The Ottawa Citizen,
17 Mar 1952, Mon,
A true Canadian baseball pioneer, Knotty Lee devoted close to 50 years to the game as a player, manager, scout and league organizer. The Toronto native earned his nickname when his father noticed his spitball twisting and knotting towards home plate. Starting in 1896, Lee excelled as a left-handed hurler with the Toronto Athletic Club. He would also play in the New York State League (1899 to 1901), the New England League (1902 to 1906) and the Empire State League (1907).
In 1911, the determined Canuck was the architect of the Canadian League, the first professional baseball circuit in his country’s history. He would manage teams in Hamilton (1911 to 1913), Toronto (1914) and Guelph (1915) in that seminal circuit. In 1919, he would organize the Class B Michigan-Ontario League, where he was the fiery dugout boss with Brantford (1919, 1920) and London (1925). In 1921 and 1922, he served as business manager for the International League’s Toronto Maple Leafs. During this time, he also marketed his own brand of baseball glove called the “Knotty Lee Special.”
The Ottawa Journal,
18 Apr 1960, Mon,
George “Knotty” Lee
Toronto, Ontario, Canada
September 05, 1962 (85)
Smiths Falls, Ontario, Canada
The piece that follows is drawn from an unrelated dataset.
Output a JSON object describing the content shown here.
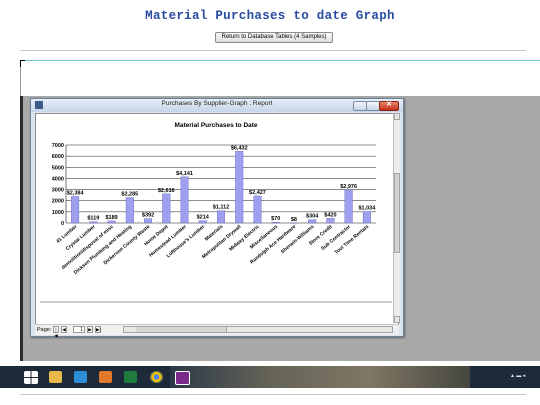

My Grandmother, somewhat of a warrior, would bring in armloads of split hardwood and kindling every morning and evening and pile it in the wood box beside the old wood stove. There were six round covers on top of the stove and you could take one off if you needed a really hot place to put the frypan, as it would fit right inside the biggest hole. The little shelves on either side at the top was where I dried my mittens in the winter.
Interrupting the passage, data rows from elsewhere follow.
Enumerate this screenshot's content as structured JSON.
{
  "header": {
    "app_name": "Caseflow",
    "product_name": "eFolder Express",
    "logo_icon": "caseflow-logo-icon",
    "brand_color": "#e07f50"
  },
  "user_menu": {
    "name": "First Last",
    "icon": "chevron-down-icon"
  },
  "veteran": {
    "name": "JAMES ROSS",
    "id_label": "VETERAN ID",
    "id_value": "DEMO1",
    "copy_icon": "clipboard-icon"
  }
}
Grammy said the trick of cooking on top of a cook stove was knowing where to place your pots, and to shift them around to get a decent temperature. She always said there was a “sweet spot” on the top of her stove, and that the plates over the fire box were the warmest. Her boiling pots sat directly above the firebox; and the place for stewing, which was an all day event, was just a couple of spots away.
When she made bread the warming oven was a good place to let bread dough rise and it was also the spot she warmed cold plates and serving dishes before meals. Grammy always said you just couldn’t put food on the stove and leave it, and it just wasn’t practical for women who had a job– which she frowned upon too.
Grammy would giggle when I would mention that her tiny electric stove in the corner held everything else but cooking pots. She said she would rather fry eggs on a wood stove than on an electric range as the wood stove produced the most wonderful meals: baked beans, fresh bread, and lots of roasts and stews. Not to mention delicious cakes, pies and cookies of all kinds.
Muffy, their cat, would always be asleep on top of the wood box, except when I came in. Then she would hightail it under the stove and I would crouch down and try to pull her out to no avail. Grammy always had a little clothesline in the corner of the kitchen behind the stove for drying her dish towels.
It still intrigues me that a woman could spend her whole life cooking for generations on one stove. It’s metaphoric, I suppose. Mary Louise Deller Knight never got rid of her wood stove until the day she moved into a senior residence on South Street. The next day in the now empty house, the stove stopped being the centre of activity in her small kitchen. Summer days of sitting in the warm kitchen while she baked a cake and constantly wiping her forehead while I drank fresh lemonade were now just memories.